June 30, 2016
EgyptAir wreckage
Credit: Getty Images

Data collected from EgyptAir 804's recently repaired flight data recorder has confirmed the presence of smoke in the lavatory and the avionics equipment, beneath the cockpit, before the aircraft crashed into the Mediterranean.

While the cause of the fire or smoke is still a mystery — investigators are considering everything from a mechanical malfunction to terrorism — the physical evidence is providing some answers.

The aircraft, an Airbus A320, showed definite sign of soot and damage from extreme temperatures, Egyptian investigators said.

“We now know that there was some form of either smoldering or some form of fire or some form of combustion, if you like, on that plane, and that has been verified," said CNN's aviation analyst Richard Quest.

The second black box (the cockpit voice recorder) is still being repaired by technicians in France, who also repaired the first black box before sending it back to Egyptian authorities. If successfully restored, the recorder's data could provide insight into possible engine noise, cockpit alarms, and the pilot’s final conversations.

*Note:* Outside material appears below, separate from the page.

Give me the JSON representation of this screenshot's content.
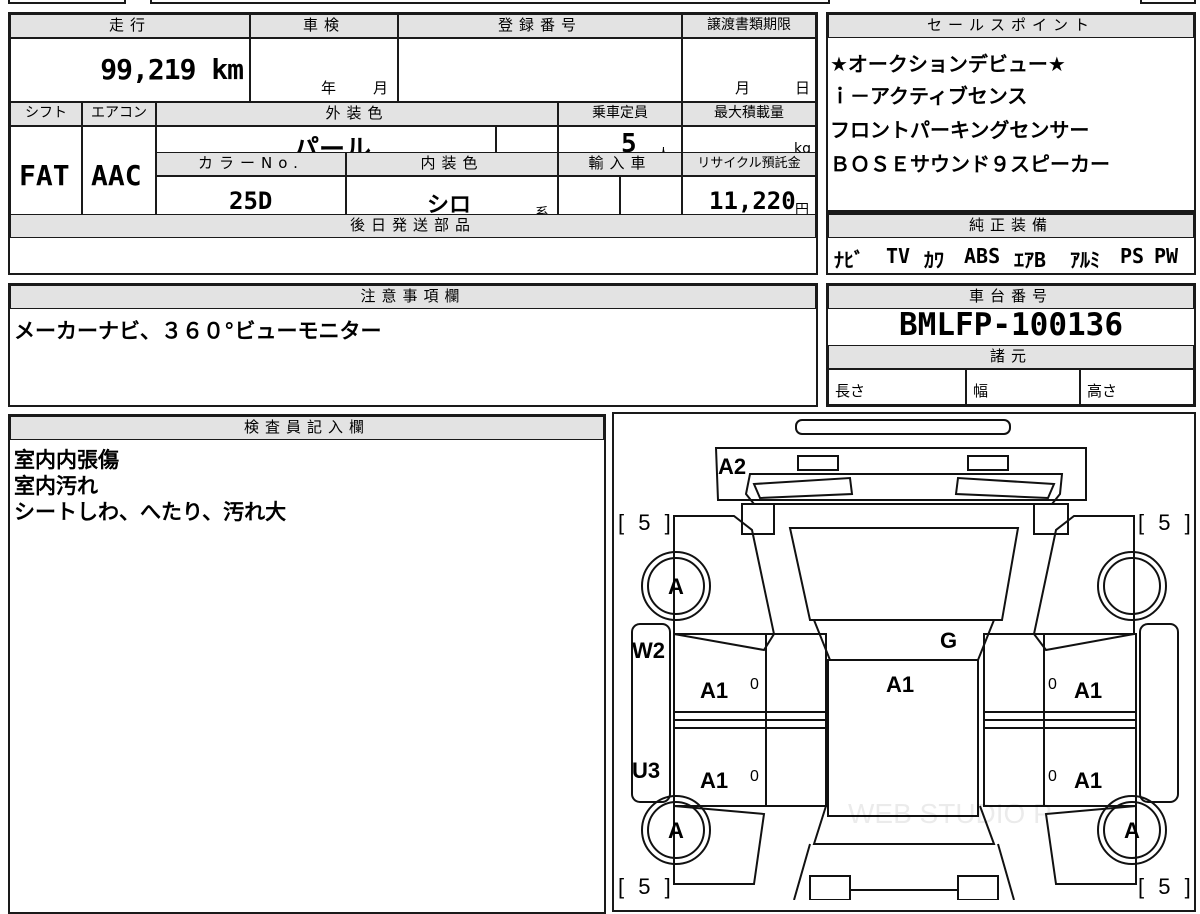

Melanie Lieberman is the Assistant Digital Editor at Travel + Leisure. Follow her on Twitter and Instagram at @melanietaryn.